From a consumer’s perspective, there are several aspects of the campaign that are somewhat suboptimal and potentially confusing. First, shipment is not included in the pledge amounts (you are basically pledging for a voucher that can be used in the LotFP store once the products become available, though some of the products will be exclusive to backers, such as the book with limited edition cover). While I understand why Mr. Raggi structured the campaign this way (to decrease the risk of unpredictable shipping rates), it still feels a bit half-baked. Second, only some of the pledge money is considered toward the stretch goals, and I don’t understand the strange accounting voodoo involved at all. But stretch goals keep getting met as more people pledge, which is what matters, I suppose. Keep these things in mind when you pledge so that you know what you are getting into.

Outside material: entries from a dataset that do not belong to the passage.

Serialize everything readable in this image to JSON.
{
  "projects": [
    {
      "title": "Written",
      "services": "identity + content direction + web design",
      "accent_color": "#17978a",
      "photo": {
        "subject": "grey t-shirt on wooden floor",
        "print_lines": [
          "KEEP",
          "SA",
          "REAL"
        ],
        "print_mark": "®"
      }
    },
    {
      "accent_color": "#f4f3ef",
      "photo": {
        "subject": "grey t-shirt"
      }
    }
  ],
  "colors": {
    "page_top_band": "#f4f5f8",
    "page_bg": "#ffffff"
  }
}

Unfortunately, the new standard cover is much less attractive (in my opinion) than the cover of the older Grindhouse version, though the limited edition version (only available to backers) has a better cover. I still like the old Mullen piece more, however. If you want the limited edition cover, you will need to support the campaign though.

Despite the flaws, as is probably clear by now, I am pretty excited about this book, and think it is worth supporting.

Slipcase art, in progress, I think (source)

Slipcase art, in progress, I think (source)